So what’s with all the swimming? Well at the moment I’m recovering from burnout. A new job coupled with some personal troubles has led to overload on top of overload until I was scraping the bottom of the barrel. The first step is realising you have a problem. The next is dealing with it, and swimming has been one of the ways of combating the anxiety and depression that can come with burnout*.
So what is the broader word on exercise being good for mental health?
In addition to making me hungry, the Mayo Clinic has some comprehensive advice about exercise balancing out depression and anxiety. I know that when I’m depressed, drumming up motivation for exercise can feel impossible. Joining a dance class with instructors shouting “Woo!” is not my thing. I learnt early in life that I’m not much of a “woo” person – even at my emotional peak. But exercise doesn’t mean olympic level training, or filming a TikTok of you over exerting in lycra. It can be as simple as walking. Research from Stanford found walking can increase your creative output by 60%.
Any physical activity can be beneficial, including gardening, washing your car, and the covid staple – walking around the block.
Doing 30 minutes or more of exercise a day for three to five days a week may significantly improve depression or anxiety symptoms. But smaller amounts of physical activity — as little as 10 to 15 minutes at a time — may make a difference Mayo Clinic (2017) Depression and anxiety: Exercise eases symptoms
Probably one of the most promising findings is that regular exercise of any intensity has a protective effect against future depression and is recommended to prevent recurrence of depression. The Black Dog Institutes info sheet on Exercise & Depression has a lot more information.

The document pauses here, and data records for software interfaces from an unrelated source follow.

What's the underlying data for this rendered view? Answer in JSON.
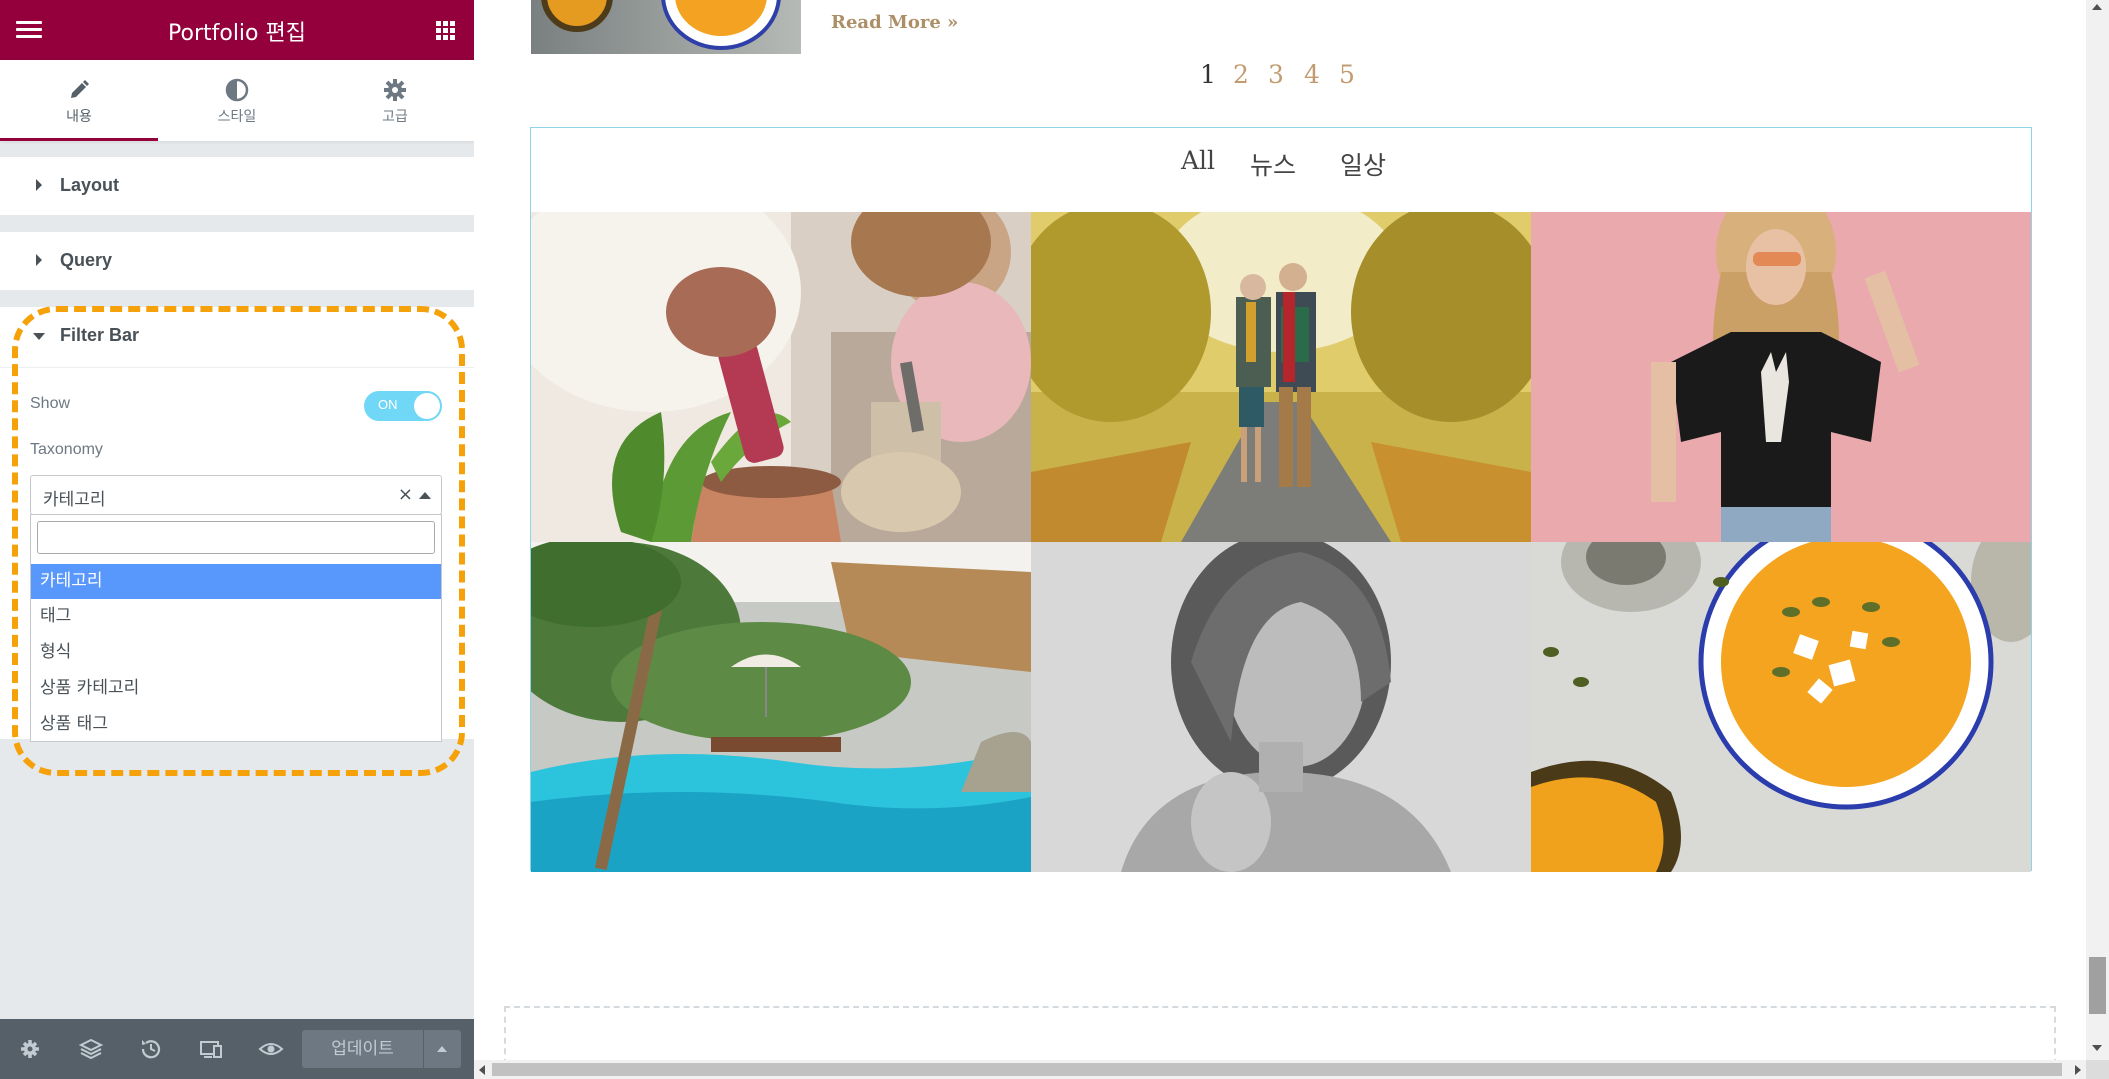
{
  "editor": {
    "title": "Portfolio 편집",
    "tabs": [
      {
        "label": "내용",
        "icon": "pencil-icon",
        "active": true
      },
      {
        "label": "스타일",
        "icon": "contrast-icon",
        "active": false
      },
      {
        "label": "고급",
        "icon": "gear-icon",
        "active": false
      }
    ],
    "sections": {
      "layout": "Layout",
      "query": "Query",
      "filter_bar": "Filter Bar"
    },
    "filter_bar": {
      "show_label": "Show",
      "show_toggle": "ON",
      "taxonomy_label": "Taxonomy",
      "taxonomy_value": "카테고리",
      "clear_symbol": "×",
      "search_value": "",
      "options": [
        "카테고리",
        "태그",
        "형식",
        "상품 카테고리",
        "상품 태그"
      ],
      "selected_option": "카테고리"
    },
    "footer": {
      "icons": [
        "gear-icon",
        "layers-icon",
        "history-icon",
        "responsive-icon",
        "eye-icon"
      ],
      "update_label": "업데이트"
    },
    "collapse_symbol": "‹"
  },
  "preview": {
    "read_more": "Read More »",
    "pagination": [
      "1",
      "2",
      "3",
      "4",
      "5"
    ],
    "current_page": "1",
    "filters": [
      "All",
      "뉴스",
      "일상"
    ],
    "tiles": [
      "gardening-photo",
      "couple-walking-photo",
      "woman-pink-wall-photo",
      "pool-resort-photo",
      "bw-portrait-photo",
      "pumpkin-soup-photo"
    ]
  },
  "colors": {
    "brand": "#93003c",
    "toggle": "#71d7f7",
    "selected_option": "#5897fb",
    "highlight": "#f5a20a",
    "link": "#ad8f67",
    "border": "#8fd5ea"
  }
}
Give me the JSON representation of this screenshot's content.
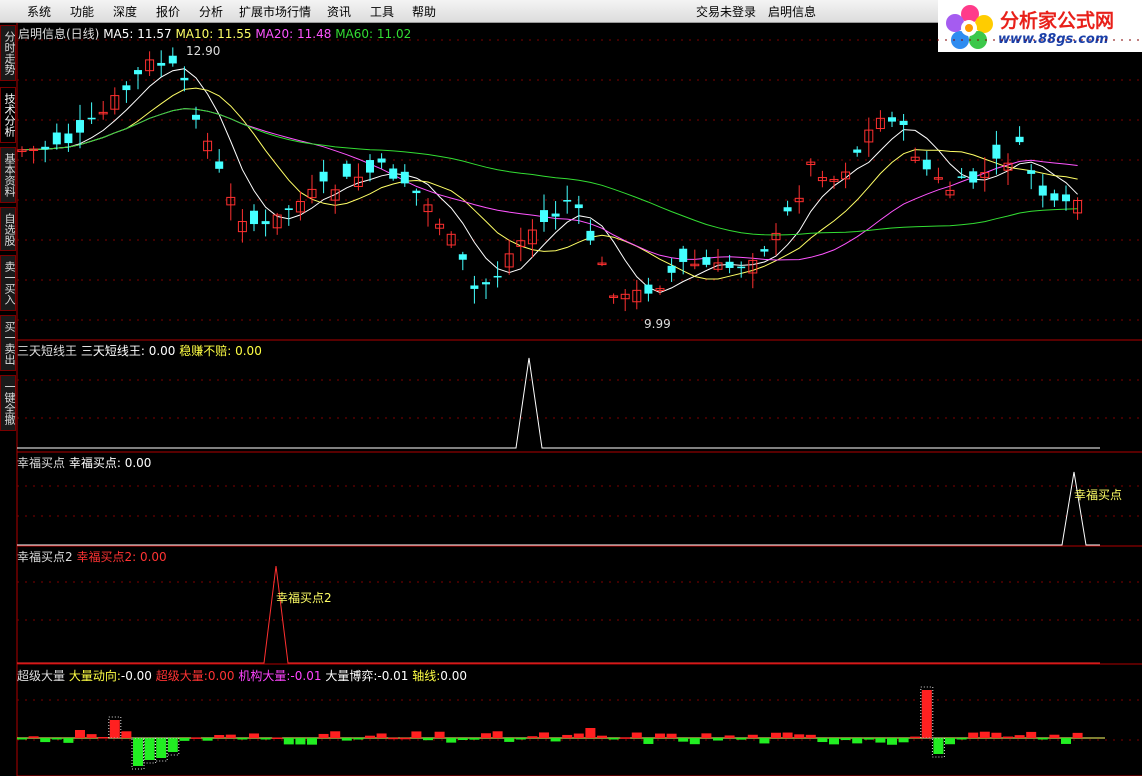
{
  "menu": [
    "系统",
    "功能",
    "深度",
    "报价",
    "分析",
    "扩展市场行情",
    "资讯",
    "工具",
    "帮助"
  ],
  "status": {
    "login": "交易未登录",
    "stock": "启明信息"
  },
  "logo": {
    "title": "分析家公式网",
    "url": "www.88gs.com"
  },
  "side_tabs": [
    "分时走势",
    "技术分析",
    "基本资料",
    "自选股",
    "卖一买入",
    "买一卖出",
    "一键全撤"
  ],
  "main_panel": {
    "title": "启明信息(日线)",
    "ma": [
      {
        "label": "MA5: 11.57",
        "color": "#ffffff"
      },
      {
        "label": "MA10: 11.55",
        "color": "#ffff66"
      },
      {
        "label": "MA20: 11.48",
        "color": "#ff55ff"
      },
      {
        "label": "MA60: 11.02",
        "color": "#33dd33"
      }
    ],
    "high_label": "12.90",
    "low_label": "9.99"
  },
  "panel_sankou": {
    "name": "三天短线王",
    "items": [
      {
        "label": "三天短线王: 0.00",
        "color": "#ffffff"
      },
      {
        "label": "稳赚不赔: 0.00",
        "color": "#ffff44"
      }
    ]
  },
  "panel_xingfu": {
    "name": "幸福买点",
    "items": [
      {
        "label": "幸福买点: 0.00",
        "color": "#ffffff"
      }
    ],
    "signal": "幸福买点"
  },
  "panel_xingfu2": {
    "name": "幸福买点2",
    "items": [
      {
        "label": "幸福买点2: 0.00",
        "color": "#ff3333"
      }
    ],
    "signal": "幸福买点2"
  },
  "panel_volume": {
    "name": "超级大量",
    "items": [
      {
        "label": "大量动向:",
        "value": "-0.00",
        "color": "#ffff44"
      },
      {
        "label": "超级大量:",
        "value": "0.00",
        "color": "#ff3333"
      },
      {
        "label": "机构大量:",
        "value": "-0.01",
        "color": "#ff44ff"
      },
      {
        "label": "大量博弈:",
        "value": "-0.01",
        "color": "#ffffff"
      },
      {
        "label": "轴线:",
        "value": "0.00",
        "color": "#ffff44"
      }
    ]
  },
  "colors": {
    "up": "#ff3030",
    "down": "#44ffff",
    "grid": "#800000",
    "frame": "#b00000"
  }
}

For a lot of us putting our personal needs first is difficult. Advocating for others is a great way for me to trick myself into doing work for my own good. For example, finding time to swim everyday is hard. But when I saw the Laps for Life charity to raise money for youth mental health it was a great way to align a cause that I support with my own needs. So far this month I’ve swum over 10km in 12 days.
So in case you find yourself struggling, changing your scene with some light exercise might help you get back on track. As always though, reach out if you are doing it hard. A health professional like your local Dr is a good first port of call, as are friends, family and your support network.
Let me know what your experience is with exercise and mental wellness.
* never fear we are not going to gloss over the thorny topic of burnout, and the 41 flavours that it takes throughout the neuro-diversi-sphere. It is a solid topic that deserves its own conversation(s). Just preferably when I’ve had a bit of a repair.
 Mayo Clinic (2017) Depression and anxiety: Exercise eases symptoms
 May Wong (2014). Stanford study finds walking improves creativity
 Harvey, S. B., Øverland, S., Hatch, S. L., Wessely, S., Mykletun, A., & Hotopf, M. (2018). Exercise and the Prevention of Depression: Results of the HUNT Cohort Study. American
Journal of Psychiatry, 175(1), 28–36.
 Black Dog Institute, Exercise & Depression | Black Dog Institute
 Schuch, F. B., Vancampfort, D., Richards, J., Rosenbaum, S., Ward, P. B., & Stubbs, B. (2016). Exercise as a treatment for depression: A meta-analysis adjusting for publication bias. Journal of Psychiatric Research, 77, 42–51. https://doi.org/10.1016/j.jpsychires.2016.02.023
 Laps for Life charity fundraiser https://www.lapsforlife.com.au/fundraisers/heathwilder